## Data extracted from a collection
■ ■ ■ ■ ■
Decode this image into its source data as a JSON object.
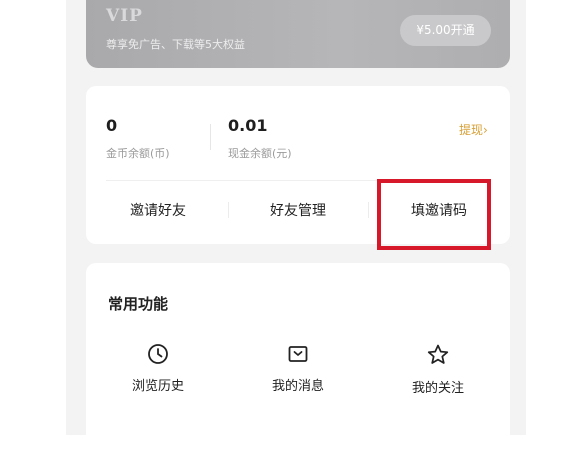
{
  "vip": {
    "title": "VIP",
    "subtitle": "尊享免广告、下载等5大权益",
    "button_label": "¥5.00开通"
  },
  "wallet": {
    "coin_balance": {
      "value": "0",
      "label": "金币余额(币)"
    },
    "cash_balance": {
      "value": "0.01",
      "label": "现金余额(元)"
    },
    "withdraw_label": "提现›",
    "actions": [
      {
        "label": "邀请好友"
      },
      {
        "label": "好友管理"
      },
      {
        "label": "填邀请码"
      }
    ]
  },
  "features": {
    "title": "常用功能",
    "items": [
      {
        "label": "浏览历史",
        "icon": "clock-icon"
      },
      {
        "label": "我的消息",
        "icon": "message-icon"
      },
      {
        "label": "我的关注",
        "icon": "star-icon"
      }
    ]
  },
  "colors": {
    "accent_gold": "#d8a037",
    "highlight_red": "#d6182a"
  }
}
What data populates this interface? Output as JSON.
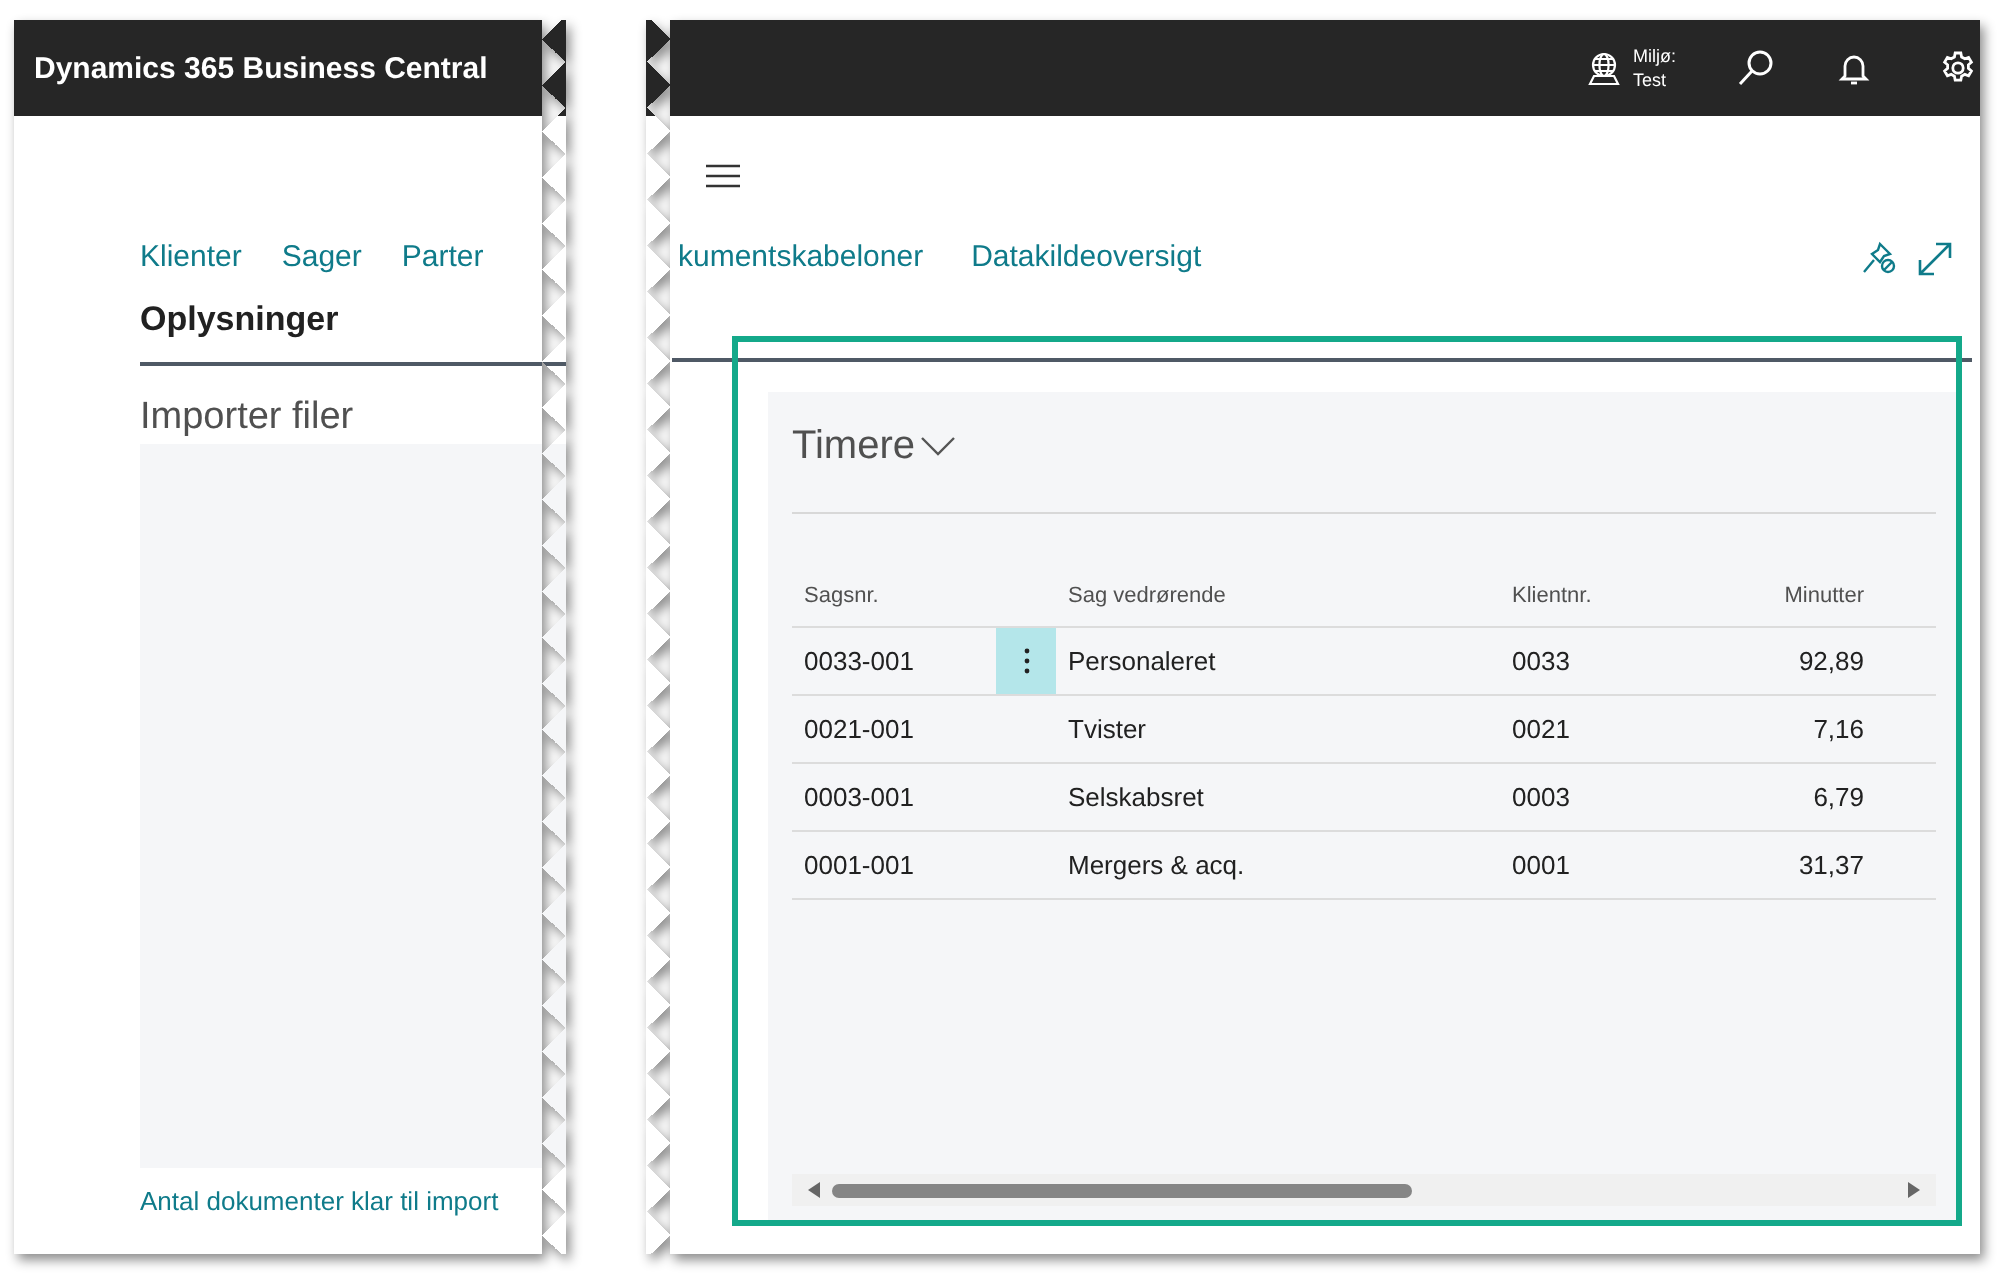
{
  "left_pane": {
    "app_title": "Dynamics 365 Business Central",
    "nav_links": [
      "Klienter",
      "Sager",
      "Parter"
    ],
    "section_title": "Oplysninger",
    "subsection_title": "Importer filer",
    "footer_link": "Antal dokumenter klar til import"
  },
  "right_pane": {
    "environment": {
      "label": "Miljø:",
      "value": "Test"
    },
    "nav_links": [
      "kumentskabeloner",
      "Datakildeoversigt"
    ],
    "part": {
      "title": "Timere",
      "columns": [
        "Sagsnr.",
        "Sag vedrørende",
        "Klientnr.",
        "Minutter"
      ],
      "rows": [
        {
          "cells": [
            "0033-001",
            "Personaleret",
            "0033",
            "92,89"
          ],
          "selected": true
        },
        {
          "cells": [
            "0021-001",
            "Tvister",
            "0021",
            "7,16"
          ],
          "selected": false
        },
        {
          "cells": [
            "0003-001",
            "Selskabsret",
            "0003",
            "6,79"
          ],
          "selected": false
        },
        {
          "cells": [
            "0001-001",
            "Mergers & acq.",
            "0001",
            "31,37"
          ],
          "selected": false
        }
      ]
    }
  }
}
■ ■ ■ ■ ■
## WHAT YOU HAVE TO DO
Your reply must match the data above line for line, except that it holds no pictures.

## EXERCISE RESULT
Decode this image into its source data as a JSON object.
{
  "vip": {
    "title": "VIP",
    "subtitle": "尊享免广告、下载等5大权益",
    "button_label": "¥5.00开通"
  },
  "wallet": {
    "coin_balance": {
      "value": "0",
      "label": "金币余额(币)"
    },
    "cash_balance": {
      "value": "0.01",
      "label": "现金余额(元)"
    },
    "withdraw_label": "提现›",
    "actions": [
      {
        "label": "邀请好友"
      },
      {
        "label": "好友管理"
      },
      {
        "label": "填邀请码"
      }
    ]
  },
  "features": {
    "title": "常用功能",
    "items": [
      {
        "label": "浏览历史",
        "icon": "clock-icon"
      },
      {
        "label": "我的消息",
        "icon": "message-icon"
      },
      {
        "label": "我的关注",
        "icon": "star-icon"
      }
    ]
  },
  "colors": {
    "accent_gold": "#d8a037",
    "highlight_red": "#d6182a"
  }
}
What data populates this interface? Output as JSON.
{
  "left_pane": {
    "app_title": "Dynamics 365 Business Central",
    "nav_links": [
      "Klienter",
      "Sager",
      "Parter"
    ],
    "section_title": "Oplysninger",
    "subsection_title": "Importer filer",
    "footer_link": "Antal dokumenter klar til import"
  },
  "right_pane": {
    "environment": {
      "label": "Miljø:",
      "value": "Test"
    },
    "nav_links": [
      "kumentskabeloner",
      "Datakildeoversigt"
    ],
    "part": {
      "title": "Timere",
      "columns": [
        "Sagsnr.",
        "Sag vedrørende",
        "Klientnr.",
        "Minutter"
      ],
      "rows": [
        {
          "cells": [
            "0033-001",
            "Personaleret",
            "0033",
            "92,89"
          ],
          "selected": true
        },
        {
          "cells": [
            "0021-001",
            "Tvister",
            "0021",
            "7,16"
          ],
          "selected": false
        },
        {
          "cells": [
            "0003-001",
            "Selskabsret",
            "0003",
            "6,79"
          ],
          "selected": false
        },
        {
          "cells": [
            "0001-001",
            "Mergers & acq.",
            "0001",
            "31,37"
          ],
          "selected": false
        }
      ]
    }
  }
}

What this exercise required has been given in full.